  Quickly Matty moved toward Ramon, hiding the heart traced in the dirt behind him and hoping his friend wouldn't notice it. It was always fun, in a way, to go to Ramon's homeplace, because his family had recently traded for something called a Gaming Machine, a large decorated box with a handle that you pulled to make three wheels spin around inside. Then a bell rang and the wheels stopped at a small window. If their pictures matched, the machine spit out a chunk of candy. It was very exciting to play.

  Sometimes he wondered what they had sacrificed for the Gaming Machine, but one never asked.

  "We ate already," he said. "I have to go someplace before it gets dark, so we ate early. "

  "I'd come with you, but I have a cough, and Herbalist said I shouldn't run around too much. I promised to go right home," Ramon said. "But if you wait, I'll run and ask. . . "

  "No," Matty replied quickly. "I have to go alone. "

  "Oh, it's for a message?"

  It wasn't, but Matty nodded.

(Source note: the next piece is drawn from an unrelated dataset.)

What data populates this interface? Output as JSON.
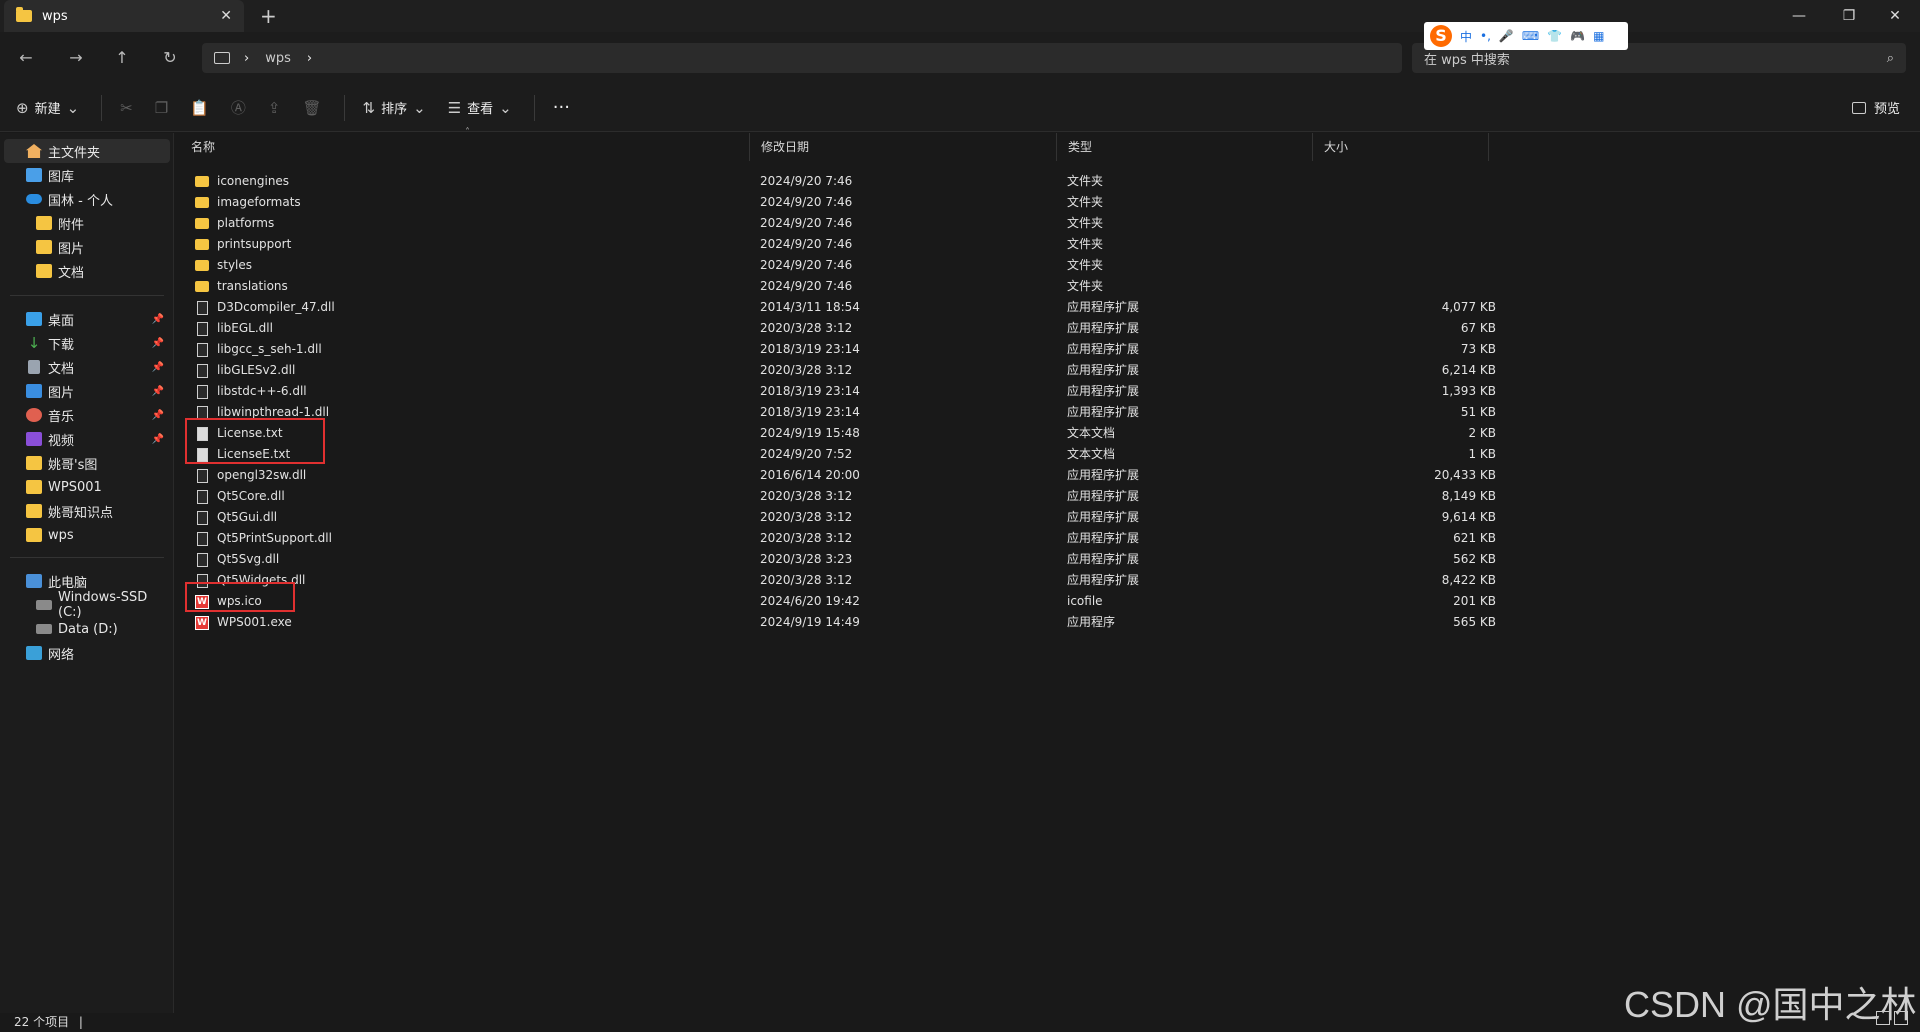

It bothered him a little to lie about small things. But he always had; he had grown up lying, and he still found it strange that the people in this place where he now lived thought lying was wrong. To Matty, it was sometimes a way of making things easier, more comfortable, more convenient.

  "See you tomorrow, then. " Ramon waved and hurried on toward his own homeplace.


  Matty knew the paths of Forest as if he had made them. And indeed, some of them were of his making, over the years. The roots had flattened as he made his way here and there, seeking the shortest, safest route from place to place. He was swift and quiet in the woods, and he could feel the direction of things without landmarks, in the same way that he could feel weather and was able to predict rain long before the clouds came or there was a shift in wind. Matty simply knew.

  Others from Village rarely ventured into Forest. It was dangerous for them. Sometimes Forest closed in and entangled people who had tried to travel beyond. There had been terrible deaths, with bodies brought out strangled by vines or branches that had reached out malevolently around the throats and limbs of those who decided to leave Village. Somehow Forest knew. Somehow, too, it knew that Matty's travels were benign and necessary. The vines had never reached out for him. The trees seemed, sometimes, almost to part and usher him through.

  "Forest likes me," he had proudly commented once to the blind man.

  Seer had agreed. "Maybe it needs you," he pointed out.

  The people needed Matty, too. They trusted him to know the paths, to be safe on them, and to do the errands that required traveling through the thick woods with its complicated, mazelike turnings. He carried messages for them. It was his job. He thought that when it came time to be assigned his true name, Messenger would be the choice. He liked the sound of it and looked forward to taking that title.